BEGIN Data to process
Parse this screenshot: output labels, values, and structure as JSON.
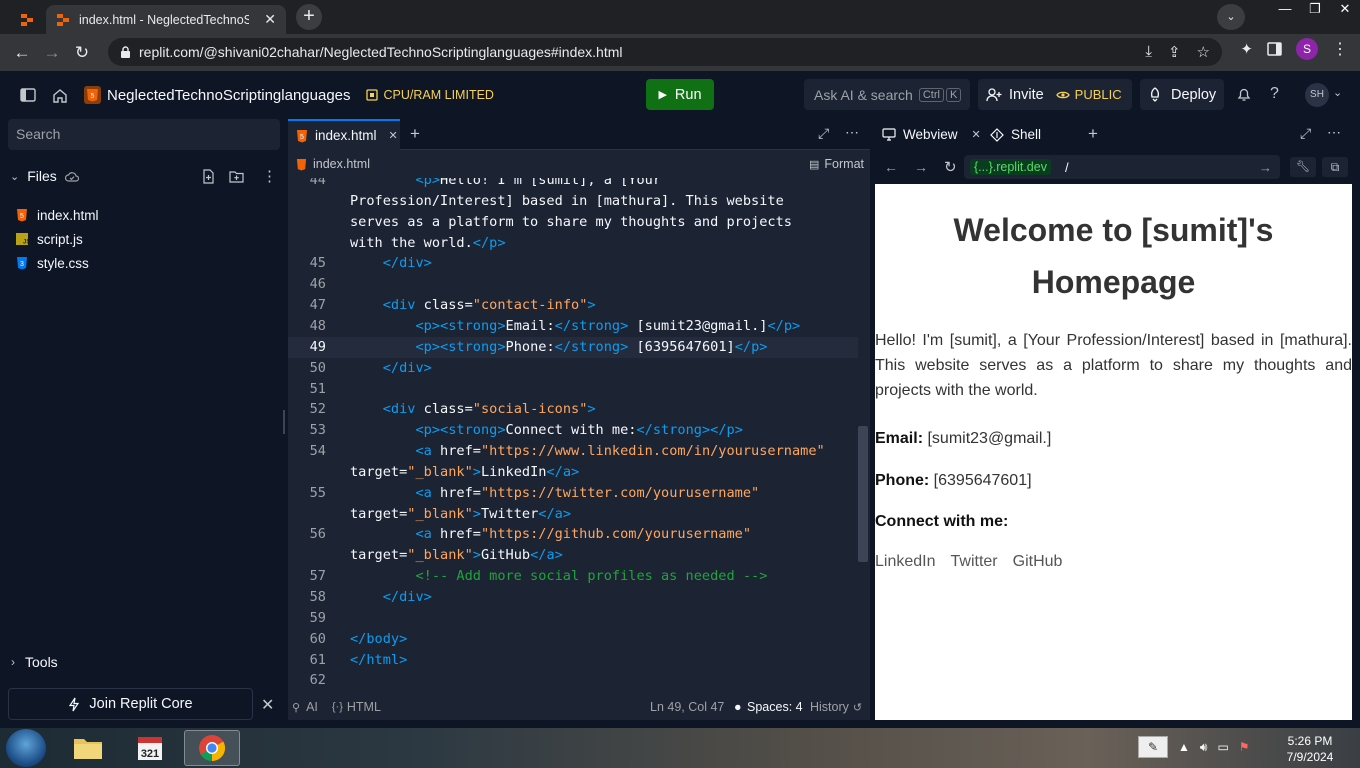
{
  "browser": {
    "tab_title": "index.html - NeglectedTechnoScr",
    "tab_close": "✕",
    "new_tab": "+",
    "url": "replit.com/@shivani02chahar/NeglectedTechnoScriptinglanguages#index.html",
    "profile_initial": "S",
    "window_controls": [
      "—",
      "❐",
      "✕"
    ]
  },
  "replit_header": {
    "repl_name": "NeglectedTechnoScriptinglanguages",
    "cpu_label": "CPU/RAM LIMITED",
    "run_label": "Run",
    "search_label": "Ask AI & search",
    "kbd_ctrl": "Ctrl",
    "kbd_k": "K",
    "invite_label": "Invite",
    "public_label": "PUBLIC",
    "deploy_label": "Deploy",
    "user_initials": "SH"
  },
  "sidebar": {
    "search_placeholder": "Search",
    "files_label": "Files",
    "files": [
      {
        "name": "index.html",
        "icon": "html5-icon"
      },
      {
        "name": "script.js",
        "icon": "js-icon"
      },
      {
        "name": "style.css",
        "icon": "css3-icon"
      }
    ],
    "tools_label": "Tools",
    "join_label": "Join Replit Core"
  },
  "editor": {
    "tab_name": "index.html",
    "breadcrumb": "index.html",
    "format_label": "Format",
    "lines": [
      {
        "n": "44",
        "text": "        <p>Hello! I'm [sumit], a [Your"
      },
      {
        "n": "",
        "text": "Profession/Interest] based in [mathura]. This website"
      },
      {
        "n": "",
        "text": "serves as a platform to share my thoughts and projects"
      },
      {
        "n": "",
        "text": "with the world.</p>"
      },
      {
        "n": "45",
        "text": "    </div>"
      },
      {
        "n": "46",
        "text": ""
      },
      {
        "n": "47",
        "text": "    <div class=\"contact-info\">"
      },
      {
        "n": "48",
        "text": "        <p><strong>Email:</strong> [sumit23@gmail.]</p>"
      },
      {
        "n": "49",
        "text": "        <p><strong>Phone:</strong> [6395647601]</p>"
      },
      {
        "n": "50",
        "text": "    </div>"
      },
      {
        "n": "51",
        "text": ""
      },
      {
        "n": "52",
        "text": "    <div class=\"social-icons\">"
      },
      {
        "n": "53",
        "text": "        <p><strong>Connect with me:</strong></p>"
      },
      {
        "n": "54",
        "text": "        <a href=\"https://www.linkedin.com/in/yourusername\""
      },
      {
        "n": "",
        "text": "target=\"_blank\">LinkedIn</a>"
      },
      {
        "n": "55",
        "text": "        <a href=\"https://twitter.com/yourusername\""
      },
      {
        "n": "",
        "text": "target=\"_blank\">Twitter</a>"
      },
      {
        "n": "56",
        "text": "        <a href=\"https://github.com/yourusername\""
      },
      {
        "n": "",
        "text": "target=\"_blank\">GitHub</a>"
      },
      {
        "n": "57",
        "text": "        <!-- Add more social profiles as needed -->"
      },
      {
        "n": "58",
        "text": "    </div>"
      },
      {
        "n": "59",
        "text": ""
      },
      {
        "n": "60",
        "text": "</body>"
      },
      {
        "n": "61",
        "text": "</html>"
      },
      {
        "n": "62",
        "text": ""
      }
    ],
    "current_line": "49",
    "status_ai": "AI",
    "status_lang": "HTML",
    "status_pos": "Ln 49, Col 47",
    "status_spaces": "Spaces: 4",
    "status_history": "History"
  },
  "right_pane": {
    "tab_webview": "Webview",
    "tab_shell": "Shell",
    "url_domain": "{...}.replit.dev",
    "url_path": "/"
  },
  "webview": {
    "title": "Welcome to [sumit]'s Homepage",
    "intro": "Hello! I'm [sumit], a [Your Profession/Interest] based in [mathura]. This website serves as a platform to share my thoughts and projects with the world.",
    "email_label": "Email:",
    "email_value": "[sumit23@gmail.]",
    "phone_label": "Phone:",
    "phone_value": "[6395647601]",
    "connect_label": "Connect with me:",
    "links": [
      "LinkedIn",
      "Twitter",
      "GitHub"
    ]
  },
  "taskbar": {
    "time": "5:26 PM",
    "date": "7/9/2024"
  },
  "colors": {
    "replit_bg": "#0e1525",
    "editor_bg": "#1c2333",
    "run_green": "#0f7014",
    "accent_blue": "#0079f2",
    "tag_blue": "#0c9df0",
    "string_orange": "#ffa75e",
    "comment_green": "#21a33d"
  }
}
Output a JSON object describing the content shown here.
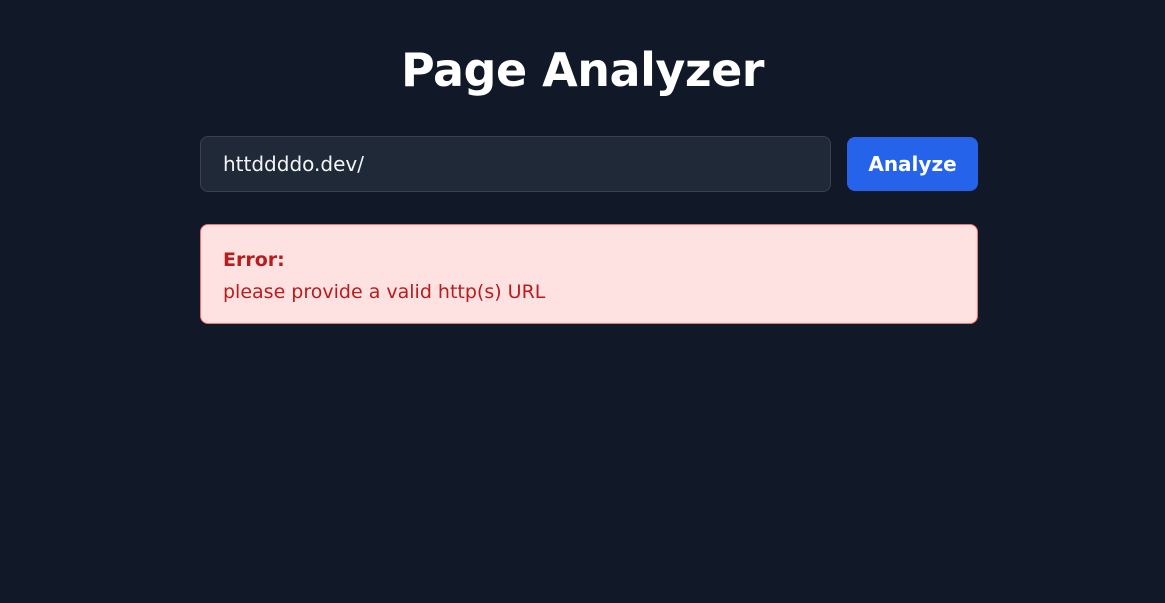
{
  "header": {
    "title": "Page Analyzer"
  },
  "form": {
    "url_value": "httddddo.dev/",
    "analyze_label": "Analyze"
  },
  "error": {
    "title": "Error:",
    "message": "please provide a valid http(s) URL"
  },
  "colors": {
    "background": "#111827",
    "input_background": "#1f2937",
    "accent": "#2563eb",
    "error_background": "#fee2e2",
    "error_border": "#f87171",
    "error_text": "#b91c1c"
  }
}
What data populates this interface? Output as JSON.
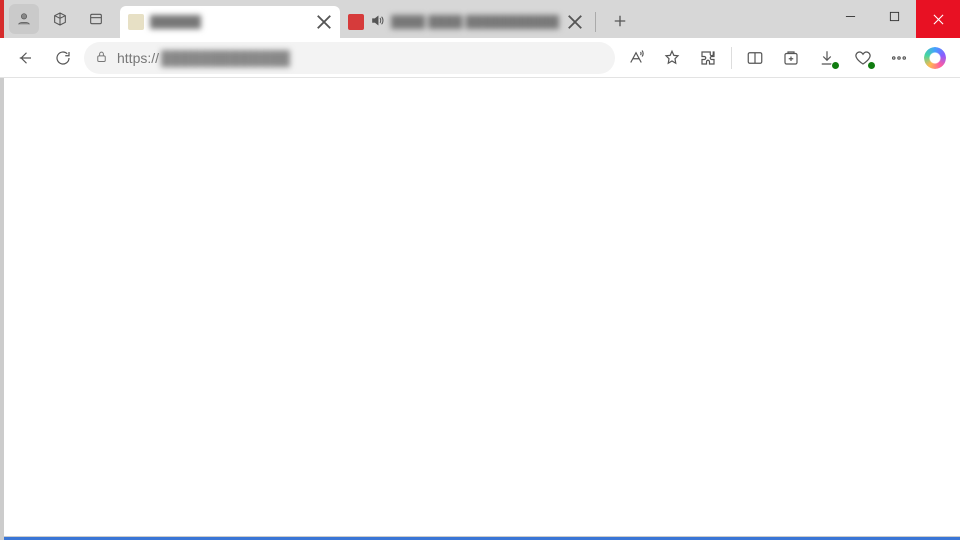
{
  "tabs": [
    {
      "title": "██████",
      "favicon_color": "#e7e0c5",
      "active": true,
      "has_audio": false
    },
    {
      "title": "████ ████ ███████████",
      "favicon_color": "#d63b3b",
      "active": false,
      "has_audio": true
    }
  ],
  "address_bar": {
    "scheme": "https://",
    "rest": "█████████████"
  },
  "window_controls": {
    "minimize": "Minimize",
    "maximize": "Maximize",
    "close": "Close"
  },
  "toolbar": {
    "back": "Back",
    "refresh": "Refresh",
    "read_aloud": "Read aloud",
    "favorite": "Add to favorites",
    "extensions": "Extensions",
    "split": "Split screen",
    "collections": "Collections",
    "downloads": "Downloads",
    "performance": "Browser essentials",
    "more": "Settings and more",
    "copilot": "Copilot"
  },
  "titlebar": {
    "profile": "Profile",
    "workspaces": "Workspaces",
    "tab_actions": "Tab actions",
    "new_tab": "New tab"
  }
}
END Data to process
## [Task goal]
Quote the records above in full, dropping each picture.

## [Output]
Parse this screenshot: output labels, values, and structure as JSON.
{
  "browser": {
    "tab_title": "index.html - NeglectedTechnoScr",
    "tab_close": "✕",
    "new_tab": "+",
    "url": "replit.com/@shivani02chahar/NeglectedTechnoScriptinglanguages#index.html",
    "profile_initial": "S",
    "window_controls": [
      "—",
      "❐",
      "✕"
    ]
  },
  "replit_header": {
    "repl_name": "NeglectedTechnoScriptinglanguages",
    "cpu_label": "CPU/RAM LIMITED",
    "run_label": "Run",
    "search_label": "Ask AI & search",
    "kbd_ctrl": "Ctrl",
    "kbd_k": "K",
    "invite_label": "Invite",
    "public_label": "PUBLIC",
    "deploy_label": "Deploy",
    "user_initials": "SH"
  },
  "sidebar": {
    "search_placeholder": "Search",
    "files_label": "Files",
    "files": [
      {
        "name": "index.html",
        "icon": "html5-icon"
      },
      {
        "name": "script.js",
        "icon": "js-icon"
      },
      {
        "name": "style.css",
        "icon": "css3-icon"
      }
    ],
    "tools_label": "Tools",
    "join_label": "Join Replit Core"
  },
  "editor": {
    "tab_name": "index.html",
    "breadcrumb": "index.html",
    "format_label": "Format",
    "lines": [
      {
        "n": "44",
        "text": "        <p>Hello! I'm [sumit], a [Your"
      },
      {
        "n": "",
        "text": "Profession/Interest] based in [mathura]. This website"
      },
      {
        "n": "",
        "text": "serves as a platform to share my thoughts and projects"
      },
      {
        "n": "",
        "text": "with the world.</p>"
      },
      {
        "n": "45",
        "text": "    </div>"
      },
      {
        "n": "46",
        "text": ""
      },
      {
        "n": "47",
        "text": "    <div class=\"contact-info\">"
      },
      {
        "n": "48",
        "text": "        <p><strong>Email:</strong> [sumit23@gmail.]</p>"
      },
      {
        "n": "49",
        "text": "        <p><strong>Phone:</strong> [6395647601]</p>"
      },
      {
        "n": "50",
        "text": "    </div>"
      },
      {
        "n": "51",
        "text": ""
      },
      {
        "n": "52",
        "text": "    <div class=\"social-icons\">"
      },
      {
        "n": "53",
        "text": "        <p><strong>Connect with me:</strong></p>"
      },
      {
        "n": "54",
        "text": "        <a href=\"https://www.linkedin.com/in/yourusername\""
      },
      {
        "n": "",
        "text": "target=\"_blank\">LinkedIn</a>"
      },
      {
        "n": "55",
        "text": "        <a href=\"https://twitter.com/yourusername\""
      },
      {
        "n": "",
        "text": "target=\"_blank\">Twitter</a>"
      },
      {
        "n": "56",
        "text": "        <a href=\"https://github.com/yourusername\""
      },
      {
        "n": "",
        "text": "target=\"_blank\">GitHub</a>"
      },
      {
        "n": "57",
        "text": "        <!-- Add more social profiles as needed -->"
      },
      {
        "n": "58",
        "text": "    </div>"
      },
      {
        "n": "59",
        "text": ""
      },
      {
        "n": "60",
        "text": "</body>"
      },
      {
        "n": "61",
        "text": "</html>"
      },
      {
        "n": "62",
        "text": ""
      }
    ],
    "current_line": "49",
    "status_ai": "AI",
    "status_lang": "HTML",
    "status_pos": "Ln 49, Col 47",
    "status_spaces": "Spaces: 4",
    "status_history": "History"
  },
  "right_pane": {
    "tab_webview": "Webview",
    "tab_shell": "Shell",
    "url_domain": "{...}.replit.dev",
    "url_path": "/"
  },
  "webview": {
    "title": "Welcome to [sumit]'s Homepage",
    "intro": "Hello! I'm [sumit], a [Your Profession/Interest] based in [mathura]. This website serves as a platform to share my thoughts and projects with the world.",
    "email_label": "Email:",
    "email_value": "[sumit23@gmail.]",
    "phone_label": "Phone:",
    "phone_value": "[6395647601]",
    "connect_label": "Connect with me:",
    "links": [
      "LinkedIn",
      "Twitter",
      "GitHub"
    ]
  },
  "taskbar": {
    "time": "5:26 PM",
    "date": "7/9/2024"
  },
  "colors": {
    "replit_bg": "#0e1525",
    "editor_bg": "#1c2333",
    "run_green": "#0f7014",
    "accent_blue": "#0079f2",
    "tag_blue": "#0c9df0",
    "string_orange": "#ffa75e",
    "comment_green": "#21a33d"
  }
}
Output a JSON object describing the content shown here.
{
  "header": {
    "title": "Page Analyzer"
  },
  "form": {
    "url_value": "httddddo.dev/",
    "analyze_label": "Analyze"
  },
  "error": {
    "title": "Error:",
    "message": "please provide a valid http(s) URL"
  },
  "colors": {
    "background": "#111827",
    "input_background": "#1f2937",
    "accent": "#2563eb",
    "error_background": "#fee2e2",
    "error_border": "#f87171",
    "error_text": "#b91c1c"
  }
}
What data populates this interface? Output as JSON.
{
  "tabs": [
    {
      "title": "██████",
      "favicon_color": "#e7e0c5",
      "active": true,
      "has_audio": false
    },
    {
      "title": "████ ████ ███████████",
      "favicon_color": "#d63b3b",
      "active": false,
      "has_audio": true
    }
  ],
  "address_bar": {
    "scheme": "https://",
    "rest": "█████████████"
  },
  "window_controls": {
    "minimize": "Minimize",
    "maximize": "Maximize",
    "close": "Close"
  },
  "toolbar": {
    "back": "Back",
    "refresh": "Refresh",
    "read_aloud": "Read aloud",
    "favorite": "Add to favorites",
    "extensions": "Extensions",
    "split": "Split screen",
    "collections": "Collections",
    "downloads": "Downloads",
    "performance": "Browser essentials",
    "more": "Settings and more",
    "copilot": "Copilot"
  },
  "titlebar": {
    "profile": "Profile",
    "workspaces": "Workspaces",
    "tab_actions": "Tab actions",
    "new_tab": "New tab"
  }
}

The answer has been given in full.